April 2017 Digital Edition
March 2017 Digital Edition
Feb. 2017 Digital Edition
January 2017 Digital Edition
Nov/Dec 2016 Digital Edition
Oct 2016 Digital Edition
OPINION / Visual modeling of faces for security applications
By Jennifer Tidy and Parham Aarabi
Virtual aging of photos is often used by law enforcement for finding and capturing fugitives, abducted or lost individuals, or even terrorists. However, on some occasions the photos are either unrealistic or inaccurate. Furthermore, these photos are often generated by combining multiple stock photos (i.e. hair from stock photo 1, eyes from stock photo 2, etc.). While such a feature cut-and-paste method may be easy to do, it does not often produce the most realistic results.
In the past few decades, there has been an exponential growth in the anti-aging and cosmetic surgery space, with billions being spent by consumers to reduce or remove the signs of aging on their face and body. Plastic surgeons and pharmaceutical scientists have been exploring new ways to reduce wrinkles, to redraw the facial contours, and to adjust the tightness of the skin and restore the firmness of the facial muscles. Companies have begun to explore ways to show anti-aging and cosmetic surgery effects, using computer modeling on user photos, to aid both interested consumers and cosmetic surgeons. These programs are often based on physical modeling of the face, and can result in highly accurate renditions of a wrinkle-reduced face.
But what if instead of reversing the aging clock, we wanted to move it forward (while using the same physical modeling)? Perhaps there will never be a need for a pro-aging cream or a cosmetic surgery that makes us look older, but the technology used for visualizing the effects of anti-aging can be very readily applied to showing an older you.
Instead of simulating the addition of color to your hair, this technology could show grey tones added to your hair. Instead of virtually lifting the facial muscles, this technology could visualize drooping jowls and loss of volume that results from aging. And finally, instead of detecting wrinkles and removing them, these wrinkles could be strengthened and deepened. An anti-aging virtual makeover, turned inside out, would result in an extremely realistic and accurate aging makeover.

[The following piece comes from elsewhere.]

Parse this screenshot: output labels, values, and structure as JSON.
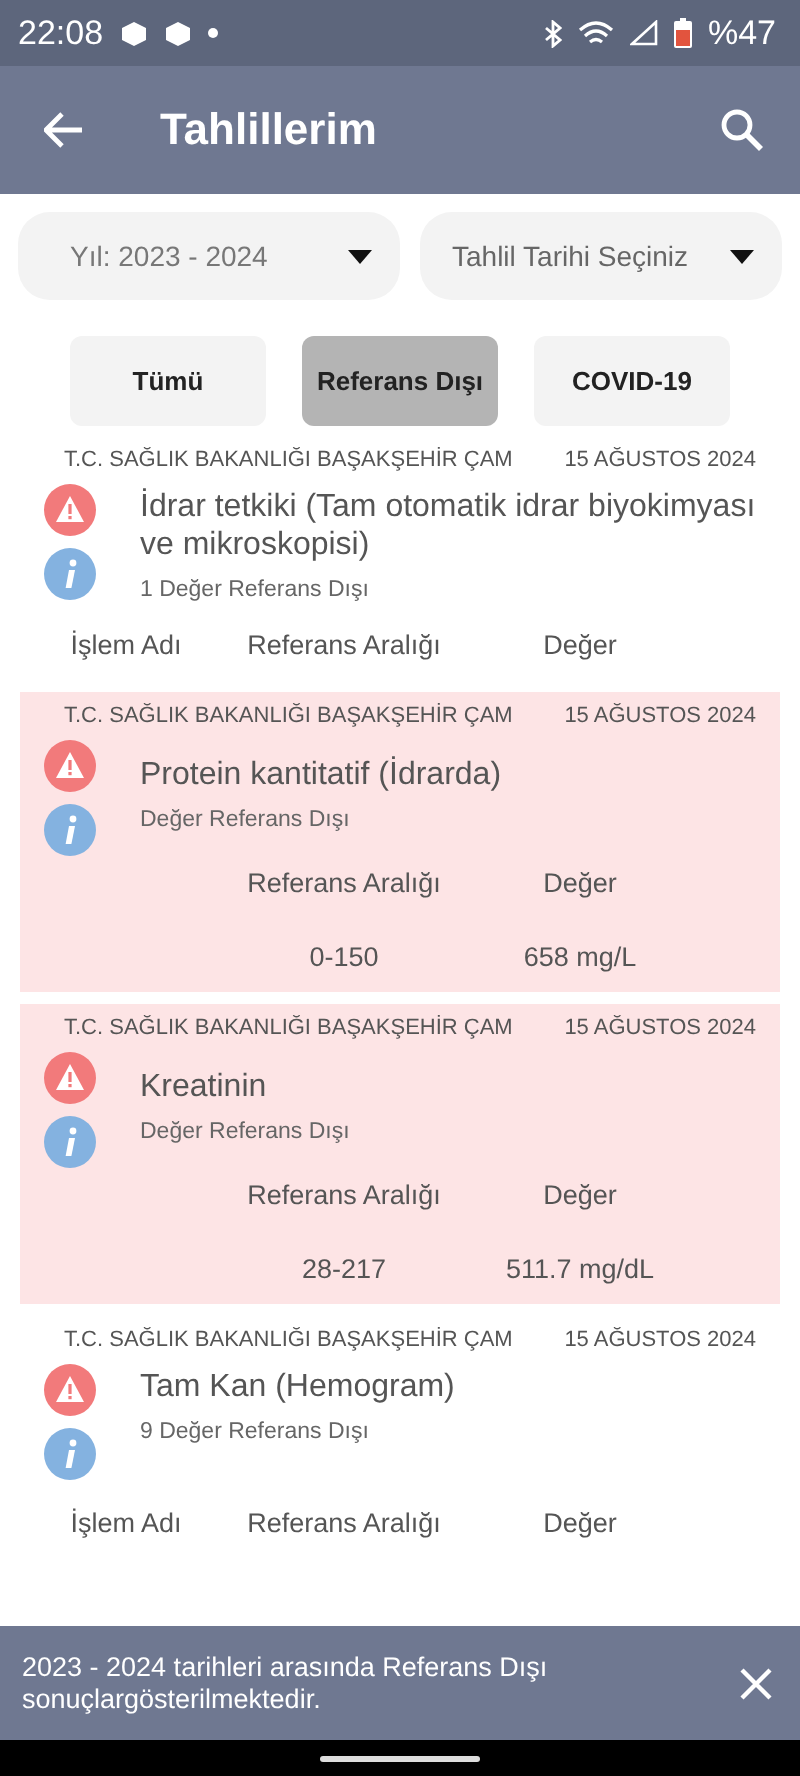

Which brings us to our central point, why have recent law enforcement aging applications not been as accurate or as realistic as one would hope? The first part of the answer is that, for law enforcement, just aging a photo is not enough. They need to think about disguises and changes to the face which would need to be shown on the image. The second reason, however, is that physics-based modeling of facial aging has not been widely used. Once such aging and facial modification programs become more available and easy to use, they will enable law enforcement to provide more accurately aged photos, which hopefully will increase their chances of capturing fugitives, finding missing persons, or even entertaining the curious who want to know what they will look like as they age.
Parham Aarabi is CEO of ModiFace.com and Jennifer Tidy is partnerships manager.